The list of bad legislation relating to the topic of encryption and privacy is long and inglorious. Usually, these legislative stinkers only affect those unfortunate enough to live in the country that passed them. Still, one upcoming law from the British government should have us all concerned. The Online Safety Bill started as the usual think-of-the-children stuff, but as the EFF notes, some of its proposed powers have the potential to undermine encryption worldwide.
At issue is the proposal that services with strong encryption incorporate government-sanctioned backdoors to give the spooks free rein to snoop on communications. We imagine that this will be of significant interest to some of the world’s less savoury regimes, a club we can’t honestly say the current UK government doesn’t seem hell-bent on joining. The Bill has had a tumultuous passage through the Lords, the UK upper house, but PM Rishi Sunak’s administration has proved unbending.

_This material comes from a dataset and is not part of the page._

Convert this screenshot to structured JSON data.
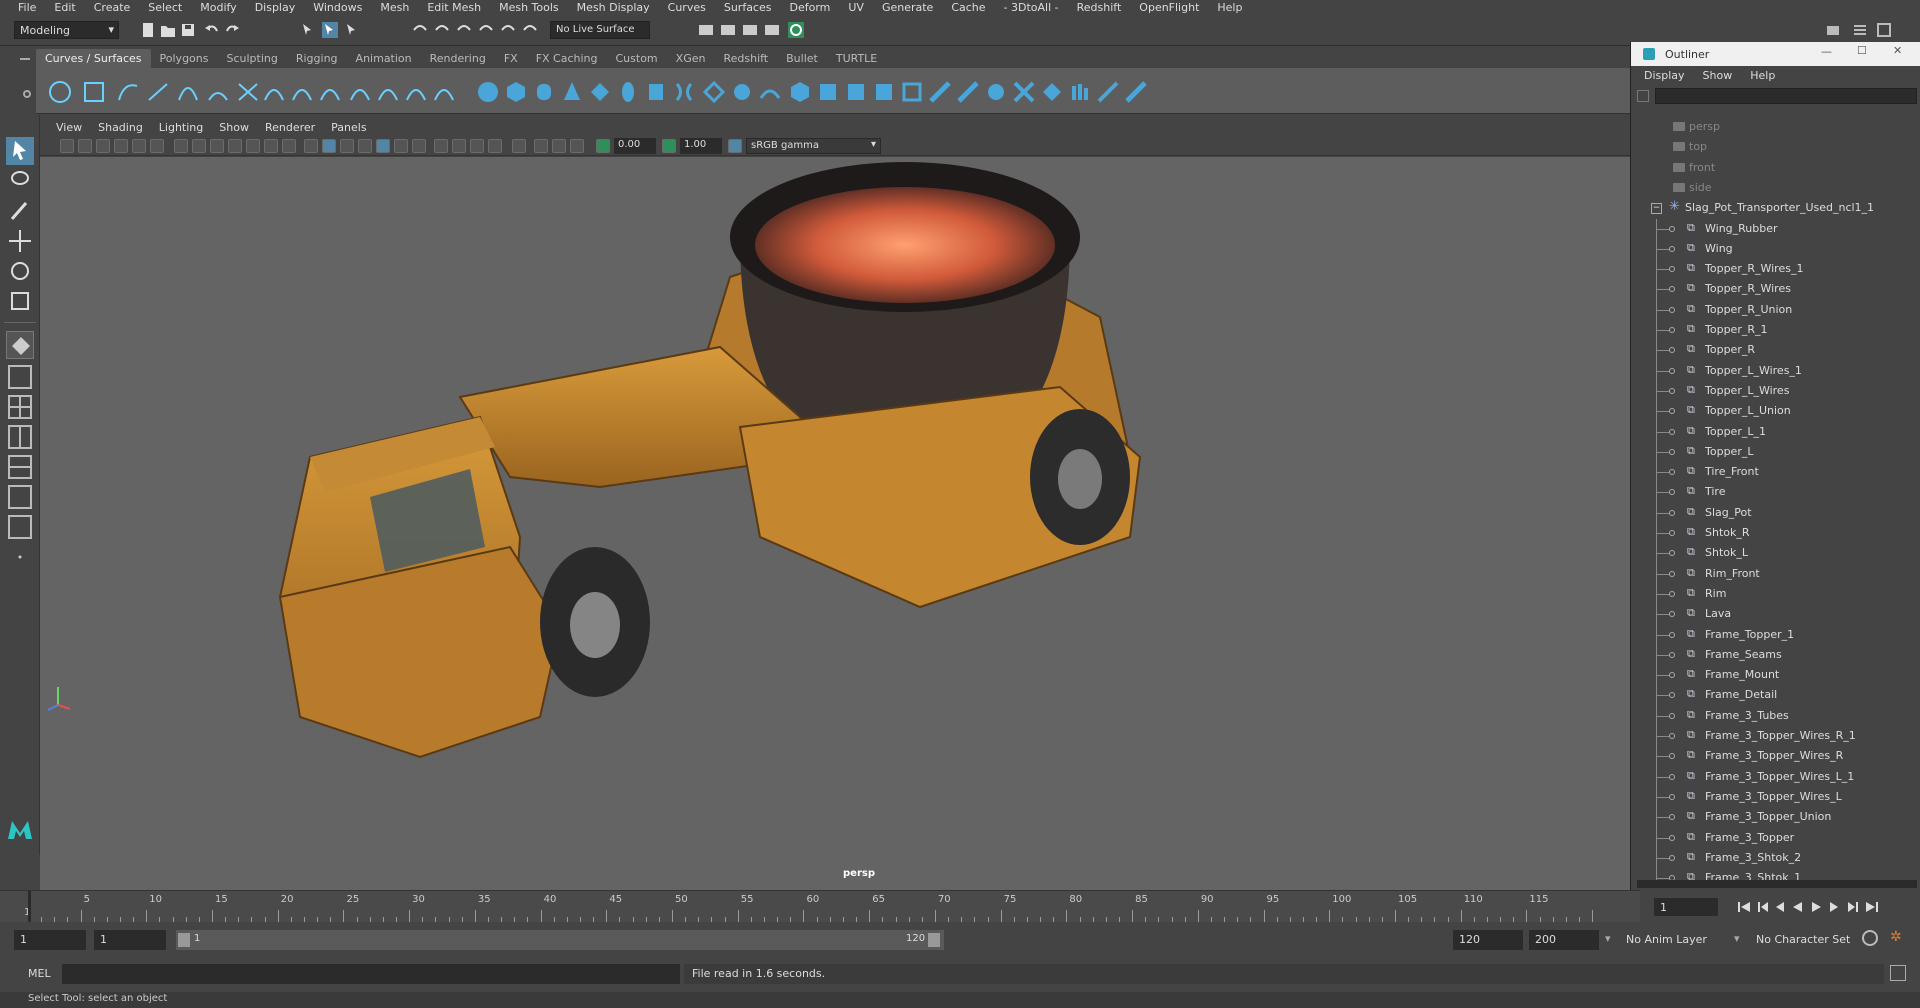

If there’s a silver lining to this legislative train wreck, it’s that many of the global tech companies are likely to pull their products from the UK market rather than comply. We understand that UK lawmakers are partial to encrypted online messaging platforms. Thus, there will be poetic justice in their voting once more for a disastrous bill with the unintended consequence of taking away something they rely on.
Header image: DaniKauf, CC BY-SA 3.0.